* **EXERCISE**:
Every line of the data that contains the string "code" must be copied.

(PROVIDED MATERIAL Opens)

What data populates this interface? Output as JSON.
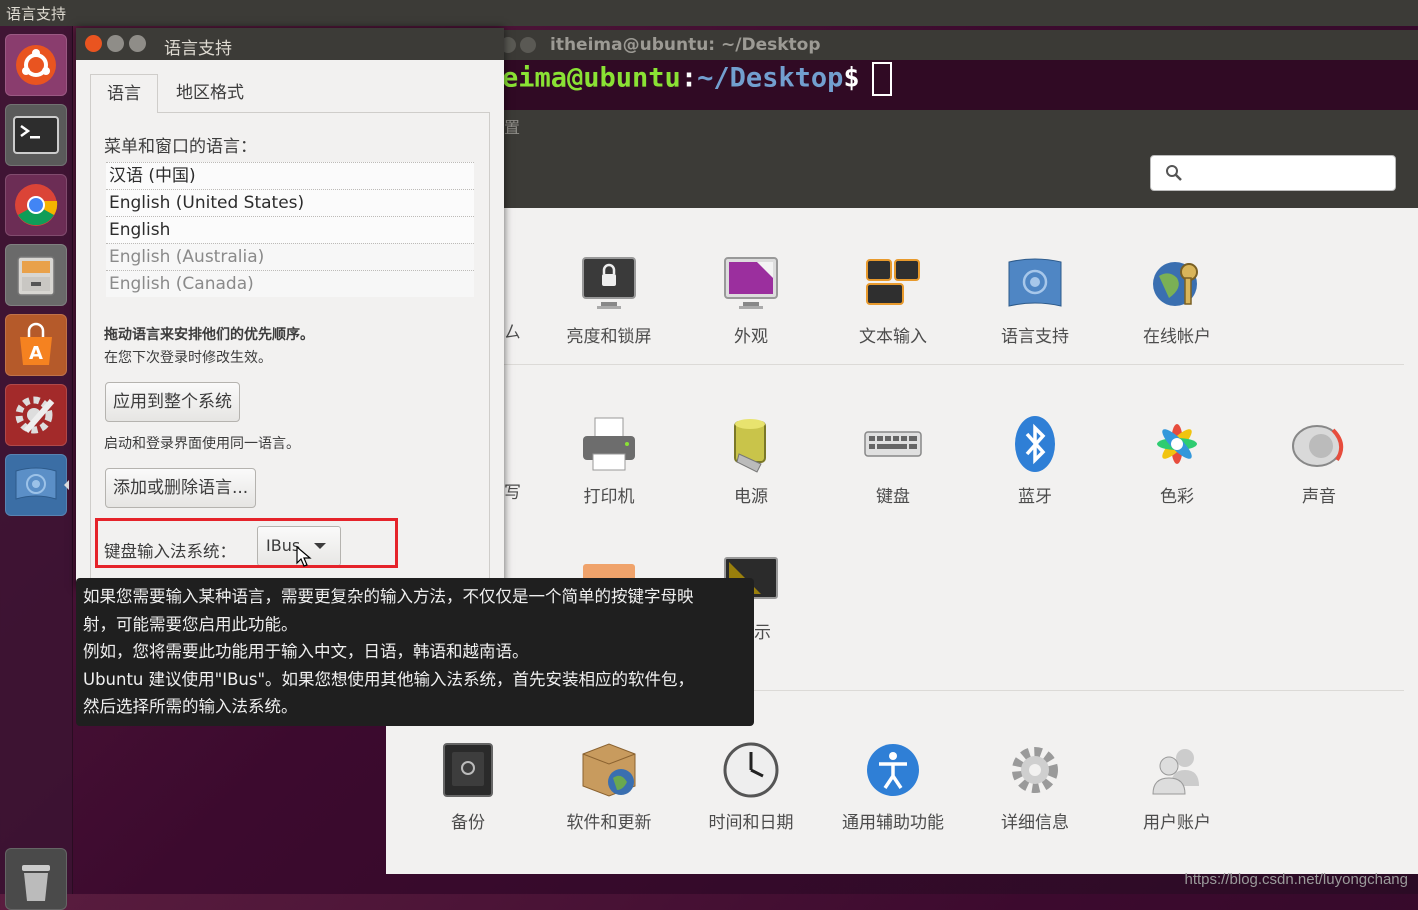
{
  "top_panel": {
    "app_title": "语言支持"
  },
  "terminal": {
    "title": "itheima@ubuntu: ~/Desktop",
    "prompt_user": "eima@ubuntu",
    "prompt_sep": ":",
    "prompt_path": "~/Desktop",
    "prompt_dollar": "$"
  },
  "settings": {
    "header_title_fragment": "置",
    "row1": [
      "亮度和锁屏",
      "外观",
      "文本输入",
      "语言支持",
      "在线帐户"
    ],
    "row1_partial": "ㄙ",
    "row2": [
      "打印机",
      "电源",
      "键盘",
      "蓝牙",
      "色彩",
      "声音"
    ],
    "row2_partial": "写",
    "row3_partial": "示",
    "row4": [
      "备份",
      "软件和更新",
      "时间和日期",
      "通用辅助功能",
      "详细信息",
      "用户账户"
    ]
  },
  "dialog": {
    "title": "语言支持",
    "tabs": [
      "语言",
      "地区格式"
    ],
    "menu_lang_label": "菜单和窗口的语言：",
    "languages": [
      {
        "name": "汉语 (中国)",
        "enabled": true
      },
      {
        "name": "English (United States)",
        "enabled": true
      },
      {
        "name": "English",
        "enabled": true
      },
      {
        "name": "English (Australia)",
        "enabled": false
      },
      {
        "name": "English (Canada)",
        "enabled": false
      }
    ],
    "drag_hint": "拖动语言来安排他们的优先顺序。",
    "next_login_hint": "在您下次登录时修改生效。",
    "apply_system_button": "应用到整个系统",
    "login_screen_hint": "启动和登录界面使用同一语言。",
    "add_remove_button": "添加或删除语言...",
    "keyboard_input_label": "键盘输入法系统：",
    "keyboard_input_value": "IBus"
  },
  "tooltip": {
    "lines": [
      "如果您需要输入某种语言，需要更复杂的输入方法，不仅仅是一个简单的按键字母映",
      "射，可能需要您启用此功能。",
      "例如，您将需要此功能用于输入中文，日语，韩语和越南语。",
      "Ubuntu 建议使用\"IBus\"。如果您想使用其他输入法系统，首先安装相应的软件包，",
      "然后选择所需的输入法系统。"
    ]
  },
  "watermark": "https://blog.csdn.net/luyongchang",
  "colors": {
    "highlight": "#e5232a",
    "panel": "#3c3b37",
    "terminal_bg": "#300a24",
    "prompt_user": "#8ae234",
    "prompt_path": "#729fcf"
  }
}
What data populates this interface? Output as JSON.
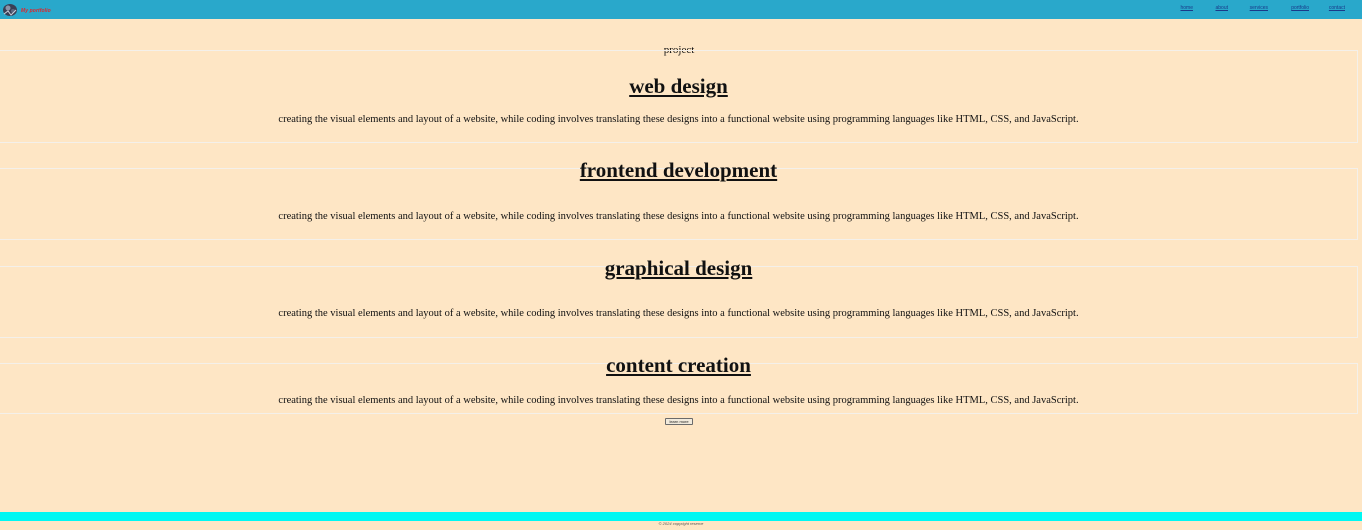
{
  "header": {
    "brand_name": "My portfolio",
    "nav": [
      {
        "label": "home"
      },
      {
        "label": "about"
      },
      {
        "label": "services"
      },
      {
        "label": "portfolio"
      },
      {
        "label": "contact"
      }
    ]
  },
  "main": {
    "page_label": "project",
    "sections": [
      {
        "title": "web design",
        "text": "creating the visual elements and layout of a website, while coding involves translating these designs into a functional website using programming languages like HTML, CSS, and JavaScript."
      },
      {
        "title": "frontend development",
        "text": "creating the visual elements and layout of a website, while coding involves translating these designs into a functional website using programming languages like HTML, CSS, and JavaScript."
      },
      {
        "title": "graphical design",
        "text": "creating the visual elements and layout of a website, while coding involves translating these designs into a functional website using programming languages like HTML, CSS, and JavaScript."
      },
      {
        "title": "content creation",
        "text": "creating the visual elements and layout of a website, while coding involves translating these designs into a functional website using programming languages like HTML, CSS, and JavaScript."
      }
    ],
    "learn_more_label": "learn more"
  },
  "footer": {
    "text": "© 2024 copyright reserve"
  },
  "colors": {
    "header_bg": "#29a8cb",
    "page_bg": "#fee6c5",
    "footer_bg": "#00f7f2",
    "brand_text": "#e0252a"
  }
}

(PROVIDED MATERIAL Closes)
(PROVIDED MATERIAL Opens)

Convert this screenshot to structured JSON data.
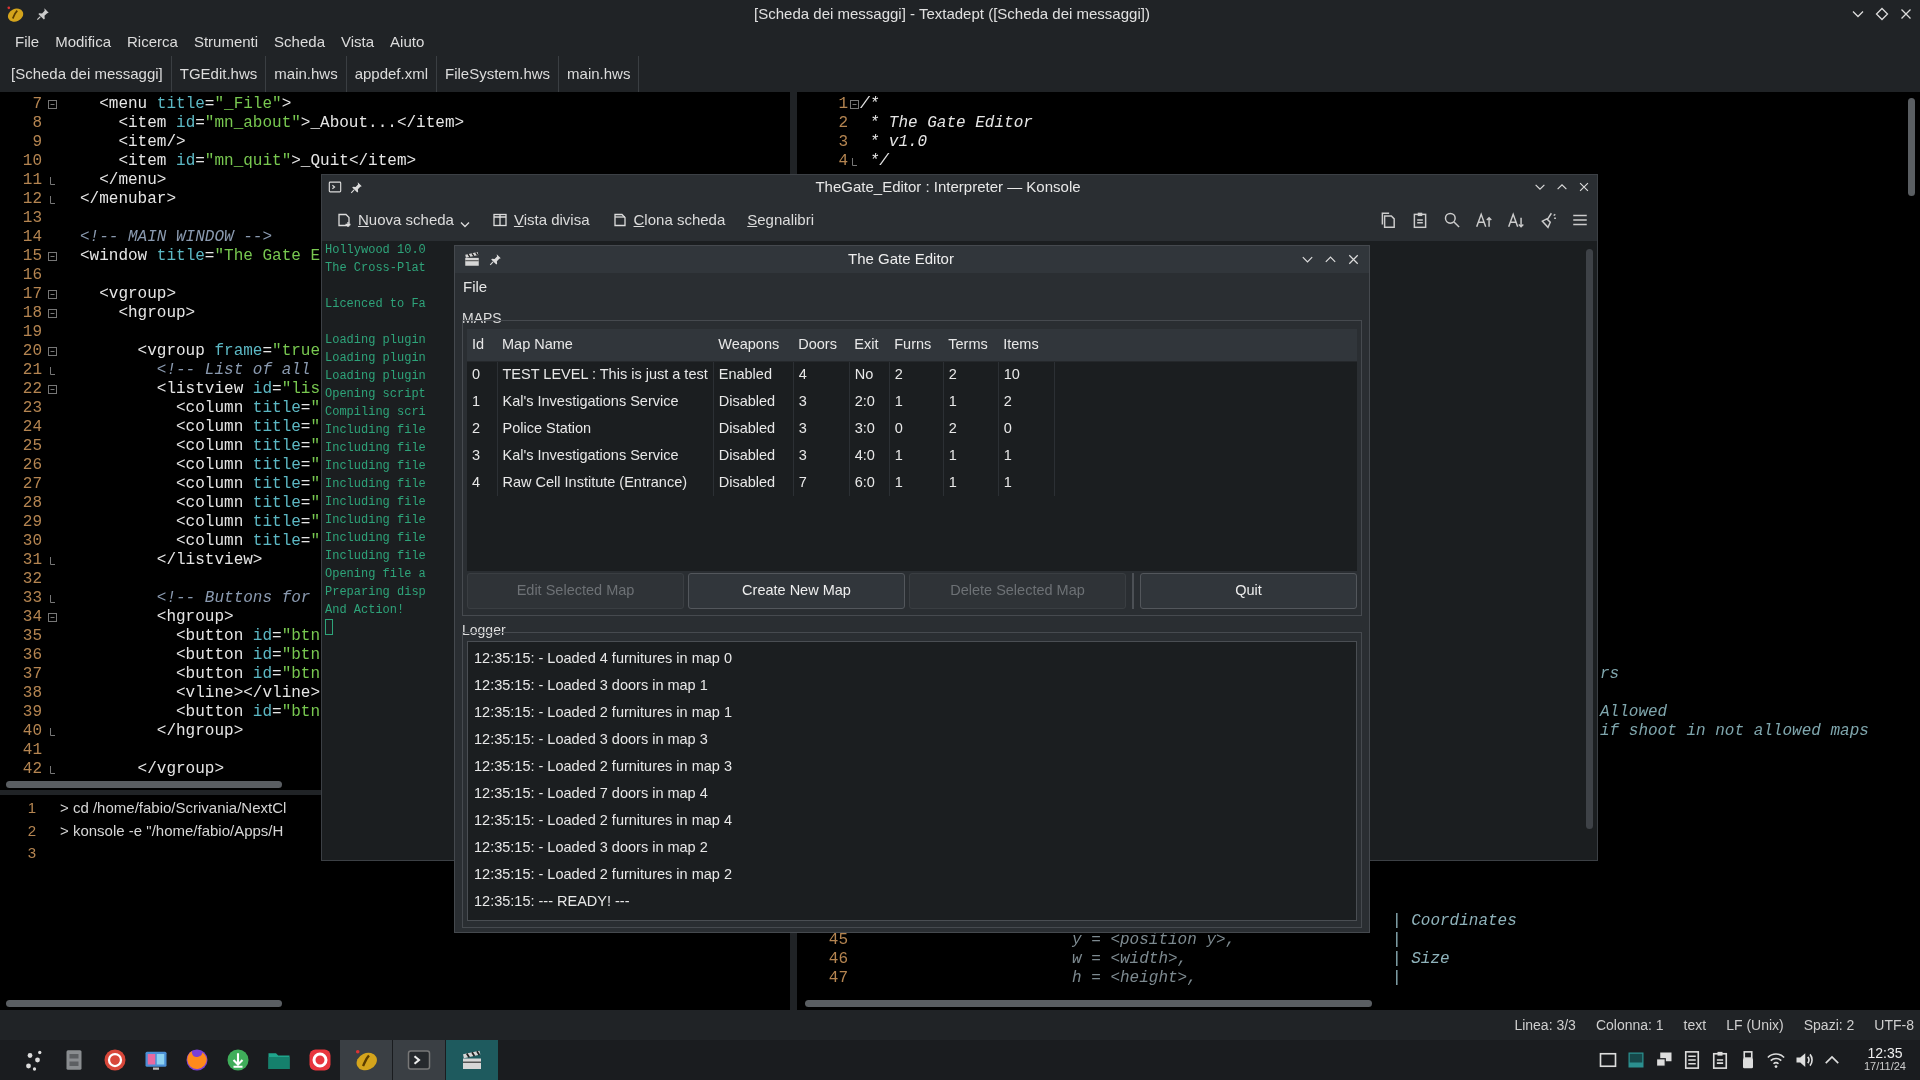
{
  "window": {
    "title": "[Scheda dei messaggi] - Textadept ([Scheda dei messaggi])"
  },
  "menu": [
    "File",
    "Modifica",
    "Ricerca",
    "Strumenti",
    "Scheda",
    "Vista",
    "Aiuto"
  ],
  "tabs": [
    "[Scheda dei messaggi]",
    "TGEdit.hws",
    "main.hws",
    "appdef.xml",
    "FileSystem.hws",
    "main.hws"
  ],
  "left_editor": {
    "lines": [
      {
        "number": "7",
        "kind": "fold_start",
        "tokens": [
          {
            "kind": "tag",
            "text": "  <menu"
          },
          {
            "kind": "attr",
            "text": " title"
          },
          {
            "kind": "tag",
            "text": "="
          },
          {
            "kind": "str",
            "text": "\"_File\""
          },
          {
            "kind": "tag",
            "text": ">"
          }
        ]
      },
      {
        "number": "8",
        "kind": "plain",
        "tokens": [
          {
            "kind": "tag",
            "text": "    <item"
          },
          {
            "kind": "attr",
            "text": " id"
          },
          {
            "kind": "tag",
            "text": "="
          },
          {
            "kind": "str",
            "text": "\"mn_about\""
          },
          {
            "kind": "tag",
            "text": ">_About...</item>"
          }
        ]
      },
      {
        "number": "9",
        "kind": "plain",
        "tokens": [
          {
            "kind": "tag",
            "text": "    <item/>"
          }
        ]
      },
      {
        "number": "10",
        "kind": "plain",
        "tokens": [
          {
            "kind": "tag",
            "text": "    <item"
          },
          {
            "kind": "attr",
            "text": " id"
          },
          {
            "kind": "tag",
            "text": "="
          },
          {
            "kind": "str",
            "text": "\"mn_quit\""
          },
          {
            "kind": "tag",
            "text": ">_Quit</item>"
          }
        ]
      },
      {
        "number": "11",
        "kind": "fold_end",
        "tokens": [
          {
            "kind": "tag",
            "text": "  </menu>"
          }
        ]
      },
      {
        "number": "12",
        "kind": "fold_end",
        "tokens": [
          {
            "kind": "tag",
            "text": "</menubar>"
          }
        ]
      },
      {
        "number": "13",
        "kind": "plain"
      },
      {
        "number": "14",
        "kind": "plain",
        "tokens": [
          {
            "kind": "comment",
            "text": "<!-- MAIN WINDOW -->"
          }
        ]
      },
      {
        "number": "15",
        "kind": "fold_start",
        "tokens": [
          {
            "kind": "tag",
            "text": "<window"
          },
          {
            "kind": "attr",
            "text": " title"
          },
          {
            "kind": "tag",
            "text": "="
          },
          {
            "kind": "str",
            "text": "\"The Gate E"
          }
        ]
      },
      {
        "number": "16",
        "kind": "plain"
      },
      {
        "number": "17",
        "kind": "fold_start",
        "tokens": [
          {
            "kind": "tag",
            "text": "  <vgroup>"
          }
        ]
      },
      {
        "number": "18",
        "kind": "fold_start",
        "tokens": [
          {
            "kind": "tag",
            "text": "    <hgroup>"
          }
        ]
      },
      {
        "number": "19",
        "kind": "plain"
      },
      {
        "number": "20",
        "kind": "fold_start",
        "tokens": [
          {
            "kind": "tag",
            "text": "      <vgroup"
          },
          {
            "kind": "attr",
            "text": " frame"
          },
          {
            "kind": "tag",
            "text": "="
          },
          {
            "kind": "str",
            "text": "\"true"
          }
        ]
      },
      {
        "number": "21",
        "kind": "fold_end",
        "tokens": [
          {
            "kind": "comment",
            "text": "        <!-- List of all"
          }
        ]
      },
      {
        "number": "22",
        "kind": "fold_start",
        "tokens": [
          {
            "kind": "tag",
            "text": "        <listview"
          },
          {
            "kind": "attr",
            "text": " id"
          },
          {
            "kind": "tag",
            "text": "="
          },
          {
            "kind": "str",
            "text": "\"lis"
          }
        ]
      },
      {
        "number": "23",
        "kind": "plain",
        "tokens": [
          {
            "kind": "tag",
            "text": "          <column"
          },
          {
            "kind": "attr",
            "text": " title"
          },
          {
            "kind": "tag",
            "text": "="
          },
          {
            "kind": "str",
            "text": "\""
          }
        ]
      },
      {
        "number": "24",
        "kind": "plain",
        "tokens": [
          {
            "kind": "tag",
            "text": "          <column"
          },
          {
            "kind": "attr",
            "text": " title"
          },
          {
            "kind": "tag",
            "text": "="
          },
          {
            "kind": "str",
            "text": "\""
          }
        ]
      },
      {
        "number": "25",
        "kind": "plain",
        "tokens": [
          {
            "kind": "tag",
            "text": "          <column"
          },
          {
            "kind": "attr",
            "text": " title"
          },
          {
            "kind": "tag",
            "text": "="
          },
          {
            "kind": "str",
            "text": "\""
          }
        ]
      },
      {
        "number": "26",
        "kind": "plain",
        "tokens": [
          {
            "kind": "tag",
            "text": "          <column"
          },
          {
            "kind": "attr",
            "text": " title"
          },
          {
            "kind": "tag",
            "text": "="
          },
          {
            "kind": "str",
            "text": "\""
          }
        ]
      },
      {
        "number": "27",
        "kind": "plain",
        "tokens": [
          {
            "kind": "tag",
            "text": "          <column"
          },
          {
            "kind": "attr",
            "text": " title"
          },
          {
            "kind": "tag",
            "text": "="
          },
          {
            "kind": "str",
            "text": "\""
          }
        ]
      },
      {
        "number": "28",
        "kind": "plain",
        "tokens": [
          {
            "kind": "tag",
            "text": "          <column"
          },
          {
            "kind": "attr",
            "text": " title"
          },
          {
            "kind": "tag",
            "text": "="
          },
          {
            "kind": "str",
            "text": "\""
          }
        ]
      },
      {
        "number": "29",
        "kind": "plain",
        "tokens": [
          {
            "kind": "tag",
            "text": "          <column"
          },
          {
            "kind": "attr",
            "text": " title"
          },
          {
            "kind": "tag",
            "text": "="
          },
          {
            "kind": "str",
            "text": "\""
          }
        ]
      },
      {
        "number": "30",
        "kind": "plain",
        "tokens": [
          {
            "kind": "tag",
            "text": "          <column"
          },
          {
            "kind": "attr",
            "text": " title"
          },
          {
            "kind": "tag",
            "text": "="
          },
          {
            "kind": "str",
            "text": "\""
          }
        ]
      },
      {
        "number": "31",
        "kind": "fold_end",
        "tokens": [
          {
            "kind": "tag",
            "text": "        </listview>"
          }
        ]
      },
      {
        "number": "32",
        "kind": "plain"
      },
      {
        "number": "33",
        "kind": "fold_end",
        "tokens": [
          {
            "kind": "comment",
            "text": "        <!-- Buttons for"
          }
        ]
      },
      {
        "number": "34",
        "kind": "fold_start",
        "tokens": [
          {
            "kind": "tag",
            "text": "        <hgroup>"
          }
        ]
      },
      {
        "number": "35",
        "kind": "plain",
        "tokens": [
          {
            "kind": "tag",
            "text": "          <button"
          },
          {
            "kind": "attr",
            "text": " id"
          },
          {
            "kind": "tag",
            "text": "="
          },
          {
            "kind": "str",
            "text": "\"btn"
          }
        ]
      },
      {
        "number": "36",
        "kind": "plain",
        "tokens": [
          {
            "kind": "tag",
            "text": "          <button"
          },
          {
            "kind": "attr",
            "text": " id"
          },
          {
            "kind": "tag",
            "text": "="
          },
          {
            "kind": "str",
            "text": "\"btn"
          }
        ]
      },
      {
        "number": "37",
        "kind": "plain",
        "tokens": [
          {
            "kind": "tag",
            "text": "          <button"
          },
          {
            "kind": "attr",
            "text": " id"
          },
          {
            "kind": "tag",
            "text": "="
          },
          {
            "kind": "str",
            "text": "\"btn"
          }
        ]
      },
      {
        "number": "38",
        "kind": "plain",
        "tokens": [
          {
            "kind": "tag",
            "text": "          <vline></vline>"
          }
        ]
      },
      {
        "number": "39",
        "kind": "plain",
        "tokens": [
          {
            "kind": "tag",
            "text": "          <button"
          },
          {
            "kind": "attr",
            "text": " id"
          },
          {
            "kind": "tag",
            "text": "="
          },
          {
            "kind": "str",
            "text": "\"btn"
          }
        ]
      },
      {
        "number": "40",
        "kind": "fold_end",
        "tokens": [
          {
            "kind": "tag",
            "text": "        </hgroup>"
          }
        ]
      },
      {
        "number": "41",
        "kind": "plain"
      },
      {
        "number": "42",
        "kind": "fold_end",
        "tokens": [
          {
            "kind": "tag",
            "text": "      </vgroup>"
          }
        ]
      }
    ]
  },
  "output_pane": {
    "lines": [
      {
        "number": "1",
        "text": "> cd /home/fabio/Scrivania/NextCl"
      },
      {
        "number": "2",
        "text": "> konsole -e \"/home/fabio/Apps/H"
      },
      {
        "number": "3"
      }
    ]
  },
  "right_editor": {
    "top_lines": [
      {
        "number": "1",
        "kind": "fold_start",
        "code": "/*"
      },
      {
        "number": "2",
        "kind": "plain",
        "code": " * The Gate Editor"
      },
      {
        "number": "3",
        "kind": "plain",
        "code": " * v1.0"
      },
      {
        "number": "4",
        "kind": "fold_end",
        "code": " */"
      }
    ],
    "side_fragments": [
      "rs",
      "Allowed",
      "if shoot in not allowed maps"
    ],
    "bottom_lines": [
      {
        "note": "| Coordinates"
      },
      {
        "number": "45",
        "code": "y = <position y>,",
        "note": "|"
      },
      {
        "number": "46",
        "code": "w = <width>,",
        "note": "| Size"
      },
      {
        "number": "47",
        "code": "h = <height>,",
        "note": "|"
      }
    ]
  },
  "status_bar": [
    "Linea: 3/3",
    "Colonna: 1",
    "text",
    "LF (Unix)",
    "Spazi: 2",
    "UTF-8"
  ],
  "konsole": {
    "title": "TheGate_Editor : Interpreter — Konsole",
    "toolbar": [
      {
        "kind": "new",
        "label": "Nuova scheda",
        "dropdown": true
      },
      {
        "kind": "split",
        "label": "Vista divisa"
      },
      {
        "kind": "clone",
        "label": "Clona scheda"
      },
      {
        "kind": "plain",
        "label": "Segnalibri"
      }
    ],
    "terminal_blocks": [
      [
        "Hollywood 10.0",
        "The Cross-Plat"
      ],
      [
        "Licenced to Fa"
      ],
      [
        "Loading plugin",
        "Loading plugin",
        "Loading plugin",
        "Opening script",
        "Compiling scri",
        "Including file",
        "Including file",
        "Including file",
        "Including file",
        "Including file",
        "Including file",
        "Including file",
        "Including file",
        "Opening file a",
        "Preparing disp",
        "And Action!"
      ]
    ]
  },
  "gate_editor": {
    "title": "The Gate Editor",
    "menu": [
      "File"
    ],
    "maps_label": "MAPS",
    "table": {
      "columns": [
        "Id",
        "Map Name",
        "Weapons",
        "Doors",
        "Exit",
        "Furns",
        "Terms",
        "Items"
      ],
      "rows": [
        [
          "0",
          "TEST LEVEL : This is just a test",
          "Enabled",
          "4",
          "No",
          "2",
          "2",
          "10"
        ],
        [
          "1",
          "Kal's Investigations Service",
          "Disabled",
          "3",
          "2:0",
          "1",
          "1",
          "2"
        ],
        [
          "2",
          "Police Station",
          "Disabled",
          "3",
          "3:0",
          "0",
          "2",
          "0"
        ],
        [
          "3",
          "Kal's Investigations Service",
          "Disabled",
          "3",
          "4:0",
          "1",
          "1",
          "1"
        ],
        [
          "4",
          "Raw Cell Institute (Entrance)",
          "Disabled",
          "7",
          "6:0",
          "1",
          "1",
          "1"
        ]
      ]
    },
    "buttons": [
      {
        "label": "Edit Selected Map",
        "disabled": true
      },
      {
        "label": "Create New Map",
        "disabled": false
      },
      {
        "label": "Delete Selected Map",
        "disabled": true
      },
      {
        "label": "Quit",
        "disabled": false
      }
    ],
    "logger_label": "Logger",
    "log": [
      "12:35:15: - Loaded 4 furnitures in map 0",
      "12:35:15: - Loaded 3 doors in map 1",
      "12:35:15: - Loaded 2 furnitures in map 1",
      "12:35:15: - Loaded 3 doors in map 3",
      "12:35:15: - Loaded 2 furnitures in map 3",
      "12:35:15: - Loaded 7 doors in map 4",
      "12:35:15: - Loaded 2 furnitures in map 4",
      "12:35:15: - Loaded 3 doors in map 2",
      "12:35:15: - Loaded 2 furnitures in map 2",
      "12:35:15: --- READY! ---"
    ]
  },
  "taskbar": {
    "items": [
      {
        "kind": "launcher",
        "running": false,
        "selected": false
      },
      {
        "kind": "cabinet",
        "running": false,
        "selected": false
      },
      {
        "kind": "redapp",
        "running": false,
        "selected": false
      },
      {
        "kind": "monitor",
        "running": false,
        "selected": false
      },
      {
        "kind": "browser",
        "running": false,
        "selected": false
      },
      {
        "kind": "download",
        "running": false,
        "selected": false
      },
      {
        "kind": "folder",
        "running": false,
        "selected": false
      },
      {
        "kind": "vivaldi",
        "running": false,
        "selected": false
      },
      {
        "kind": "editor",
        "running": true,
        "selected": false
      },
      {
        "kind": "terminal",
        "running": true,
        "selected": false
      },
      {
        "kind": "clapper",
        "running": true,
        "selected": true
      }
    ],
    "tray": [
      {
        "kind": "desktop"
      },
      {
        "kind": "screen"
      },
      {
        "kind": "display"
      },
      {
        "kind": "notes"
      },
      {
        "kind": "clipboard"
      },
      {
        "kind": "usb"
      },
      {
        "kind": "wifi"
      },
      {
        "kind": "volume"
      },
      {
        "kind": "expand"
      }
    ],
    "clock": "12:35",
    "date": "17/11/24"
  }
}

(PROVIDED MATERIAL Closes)

* **RESULT BELOW**:
        "code": "/*"
        "code": " * The Gate Editor"
        "code": " * v1.0"
        "code": " */"
        "code": "y = <position y>,",
        "code": "w = <width>,",
        "code": "h = <height>,",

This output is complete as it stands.